Having read numerous articles and white papers dedicated to best practice shopping cart design and usability; below I have highlighted five potential design problems in shopping carts that I’m sure many users have encountered.

1. Shopping carts that ask a user to register before knowing if the product is available or not.

It could be quite irritating for a user if they have spent 10 minutes entering their credit card details, home address, telephone number etc etc. only to find out during the checkout process that the product they want to buy is out of stock.

Many shopping carts enable you to present users with live stock availability before the user places their product in the shopping cart.

2. Suggesting the user buys similar products before adding the main product to the shopping cart.

It’s often helpful when a website recommends additional products you may want or need after adding your main product to your shopping cart.

However, I think you’ll agree that it could be slightly confusing if these additional products were offered to you before even adding the main product to your shopping cart? You press “Add to Cart” and suddenly you’re offered batteries, or insoles or travel cases. Many users would be left feeling confused, wondering if their product had been added or not, or if they’d pressed the wrong button.
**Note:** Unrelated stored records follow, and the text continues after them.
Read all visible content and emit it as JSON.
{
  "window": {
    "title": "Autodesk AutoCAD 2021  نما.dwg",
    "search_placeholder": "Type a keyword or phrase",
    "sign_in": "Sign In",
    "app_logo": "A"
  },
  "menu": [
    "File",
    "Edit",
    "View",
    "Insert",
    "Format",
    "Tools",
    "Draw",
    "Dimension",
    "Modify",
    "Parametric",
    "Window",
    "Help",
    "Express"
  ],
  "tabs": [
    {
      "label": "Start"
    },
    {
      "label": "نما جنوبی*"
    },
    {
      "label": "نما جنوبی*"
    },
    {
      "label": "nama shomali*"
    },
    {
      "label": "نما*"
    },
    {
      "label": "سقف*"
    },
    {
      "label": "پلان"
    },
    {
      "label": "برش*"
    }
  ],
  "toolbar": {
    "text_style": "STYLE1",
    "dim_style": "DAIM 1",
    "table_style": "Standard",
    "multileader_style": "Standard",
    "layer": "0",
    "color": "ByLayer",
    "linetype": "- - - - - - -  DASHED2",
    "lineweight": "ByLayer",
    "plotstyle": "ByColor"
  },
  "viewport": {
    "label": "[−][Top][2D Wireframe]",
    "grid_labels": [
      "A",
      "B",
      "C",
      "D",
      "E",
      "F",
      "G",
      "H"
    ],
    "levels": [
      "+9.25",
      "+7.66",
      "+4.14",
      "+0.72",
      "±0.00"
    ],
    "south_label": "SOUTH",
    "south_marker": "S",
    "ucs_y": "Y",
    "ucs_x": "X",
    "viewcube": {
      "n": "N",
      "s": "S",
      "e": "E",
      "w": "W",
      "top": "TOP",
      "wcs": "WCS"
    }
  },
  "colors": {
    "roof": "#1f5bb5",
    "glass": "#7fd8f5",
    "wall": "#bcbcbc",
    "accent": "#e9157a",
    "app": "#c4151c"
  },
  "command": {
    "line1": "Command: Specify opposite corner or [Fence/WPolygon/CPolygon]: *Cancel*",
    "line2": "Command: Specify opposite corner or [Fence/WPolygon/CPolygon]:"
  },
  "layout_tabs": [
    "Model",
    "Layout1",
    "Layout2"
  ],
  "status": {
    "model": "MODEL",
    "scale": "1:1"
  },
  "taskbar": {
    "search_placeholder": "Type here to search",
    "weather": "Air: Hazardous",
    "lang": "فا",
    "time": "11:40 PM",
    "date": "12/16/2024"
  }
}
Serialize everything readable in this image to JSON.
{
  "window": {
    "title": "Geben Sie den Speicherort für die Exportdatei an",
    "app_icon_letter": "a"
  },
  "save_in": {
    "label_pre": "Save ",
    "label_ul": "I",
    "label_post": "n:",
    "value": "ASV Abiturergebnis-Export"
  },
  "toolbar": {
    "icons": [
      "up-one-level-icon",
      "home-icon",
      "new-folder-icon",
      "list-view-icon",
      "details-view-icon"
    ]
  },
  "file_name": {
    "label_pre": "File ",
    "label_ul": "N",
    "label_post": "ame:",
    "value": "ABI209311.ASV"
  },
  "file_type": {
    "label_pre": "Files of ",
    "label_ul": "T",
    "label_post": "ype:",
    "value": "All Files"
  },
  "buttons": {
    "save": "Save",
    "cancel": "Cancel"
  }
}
Best practice guidelines would indicate offering your user the extra products after the user has finished shopping and they’re entering the checkout process.

3. Shopping carts that ask a user to register before they have even added a product to their shopping cart.

Asking for a user’s personal information before they have even added a product to their shopping cart is not a good move.

Customer registration can offer some big advantages to you as a merchant including recovery for abandoned shopping carts, customer loyalty and email contact. However, many users may be browsing a number of websites, adding products to numerous shopping carts for the main purpose of comparing prices and features. If a user has to register personal details before using the shopping carts, a large percentage are likely to abandon the website.

4. Requiring a user to delete and add the same product to shopping carts just so they can change its colour, size or variation.

Editing a shopping cart should be as simple as possible and shouldn’t require the user to delete anything from the shopping cart.

If a product comes in different colours and different sizes don’t make them delete it from their shopping cart if they want it in a different variation. Users should be able to select from within their shopping carts the different options.

5. Websites that do not clearly show the user the contents of the shopping carts.

Have you ever been on a website and added the same product to your shopping cart 3 or 4 times because you’re not sure if it worked the first time?

Many users that can’t see the contents of their shopping cart in the same browser as the one they are shopping on can often feel confused about whether or not their item has been added successfully.

As a merchant it is understandable that you don’t want to take your user away from the page they are shopping on every time they add something to their shopping cart. Best practice guidelines therefore indicate displaying the contents of a users shopping cart in the same browser, in the right hand corner for example. To summarize, the design of the entire shopping experience is of utmost imp